**Data for this exercise**.
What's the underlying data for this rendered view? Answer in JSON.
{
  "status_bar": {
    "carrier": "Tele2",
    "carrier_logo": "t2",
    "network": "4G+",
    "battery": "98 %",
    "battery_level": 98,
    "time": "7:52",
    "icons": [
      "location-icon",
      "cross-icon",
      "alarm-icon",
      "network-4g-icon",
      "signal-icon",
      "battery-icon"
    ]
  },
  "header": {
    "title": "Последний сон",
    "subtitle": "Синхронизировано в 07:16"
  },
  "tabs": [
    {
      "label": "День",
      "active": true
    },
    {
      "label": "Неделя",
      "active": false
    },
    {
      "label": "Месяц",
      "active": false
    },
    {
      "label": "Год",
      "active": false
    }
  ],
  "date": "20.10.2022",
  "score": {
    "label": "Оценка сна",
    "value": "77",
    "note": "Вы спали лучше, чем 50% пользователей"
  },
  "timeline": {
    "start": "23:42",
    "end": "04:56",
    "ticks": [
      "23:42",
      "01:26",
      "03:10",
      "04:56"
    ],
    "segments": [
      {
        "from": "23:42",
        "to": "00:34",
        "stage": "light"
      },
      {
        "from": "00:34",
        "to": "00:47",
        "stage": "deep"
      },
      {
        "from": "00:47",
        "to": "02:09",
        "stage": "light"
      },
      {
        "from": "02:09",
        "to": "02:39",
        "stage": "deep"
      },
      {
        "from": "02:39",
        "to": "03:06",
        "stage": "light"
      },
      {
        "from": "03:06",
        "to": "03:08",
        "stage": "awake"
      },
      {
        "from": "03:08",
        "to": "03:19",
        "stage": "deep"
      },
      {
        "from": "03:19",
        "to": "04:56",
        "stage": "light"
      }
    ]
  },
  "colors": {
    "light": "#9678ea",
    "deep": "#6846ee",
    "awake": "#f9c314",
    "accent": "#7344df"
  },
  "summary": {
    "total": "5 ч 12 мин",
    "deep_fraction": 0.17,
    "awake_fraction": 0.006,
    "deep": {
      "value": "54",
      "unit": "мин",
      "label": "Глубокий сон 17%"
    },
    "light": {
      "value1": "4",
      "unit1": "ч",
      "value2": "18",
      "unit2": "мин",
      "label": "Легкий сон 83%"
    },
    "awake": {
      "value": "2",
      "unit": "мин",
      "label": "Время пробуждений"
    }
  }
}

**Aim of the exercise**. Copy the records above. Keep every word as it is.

**Exercise answer**.
What's the underlying data for this rendered view? Answer in JSON.
{
  "status_bar": {
    "carrier": "Tele2",
    "carrier_logo": "t2",
    "network": "4G+",
    "battery": "98 %",
    "battery_level": 98,
    "time": "7:52",
    "icons": [
      "location-icon",
      "cross-icon",
      "alarm-icon",
      "network-4g-icon",
      "signal-icon",
      "battery-icon"
    ]
  },
  "header": {
    "title": "Последний сон",
    "subtitle": "Синхронизировано в 07:16"
  },
  "tabs": [
    {
      "label": "День",
      "active": true
    },
    {
      "label": "Неделя",
      "active": false
    },
    {
      "label": "Месяц",
      "active": false
    },
    {
      "label": "Год",
      "active": false
    }
  ],
  "date": "20.10.2022",
  "score": {
    "label": "Оценка сна",
    "value": "77",
    "note": "Вы спали лучше, чем 50% пользователей"
  },
  "timeline": {
    "start": "23:42",
    "end": "04:56",
    "ticks": [
      "23:42",
      "01:26",
      "03:10",
      "04:56"
    ],
    "segments": [
      {
        "from": "23:42",
        "to": "00:34",
        "stage": "light"
      },
      {
        "from": "00:34",
        "to": "00:47",
        "stage": "deep"
      },
      {
        "from": "00:47",
        "to": "02:09",
        "stage": "light"
      },
      {
        "from": "02:09",
        "to": "02:39",
        "stage": "deep"
      },
      {
        "from": "02:39",
        "to": "03:06",
        "stage": "light"
      },
      {
        "from": "03:06",
        "to": "03:08",
        "stage": "awake"
      },
      {
        "from": "03:08",
        "to": "03:19",
        "stage": "deep"
      },
      {
        "from": "03:19",
        "to": "04:56",
        "stage": "light"
      }
    ]
  },
  "colors": {
    "light": "#9678ea",
    "deep": "#6846ee",
    "awake": "#f9c314",
    "accent": "#7344df"
  },
  "summary": {
    "total": "5 ч 12 мин",
    "deep_fraction": 0.17,
    "awake_fraction": 0.006,
    "deep": {
      "value": "54",
      "unit": "мин",
      "label": "Глубокий сон 17%"
    },
    "light": {
      "value1": "4",
      "unit1": "ч",
      "value2": "18",
      "unit2": "мин",
      "label": "Легкий сон 83%"
    },
    "awake": {
      "value": "2",
      "unit": "мин",
      "label": "Время пробуждений"
    }
  }
}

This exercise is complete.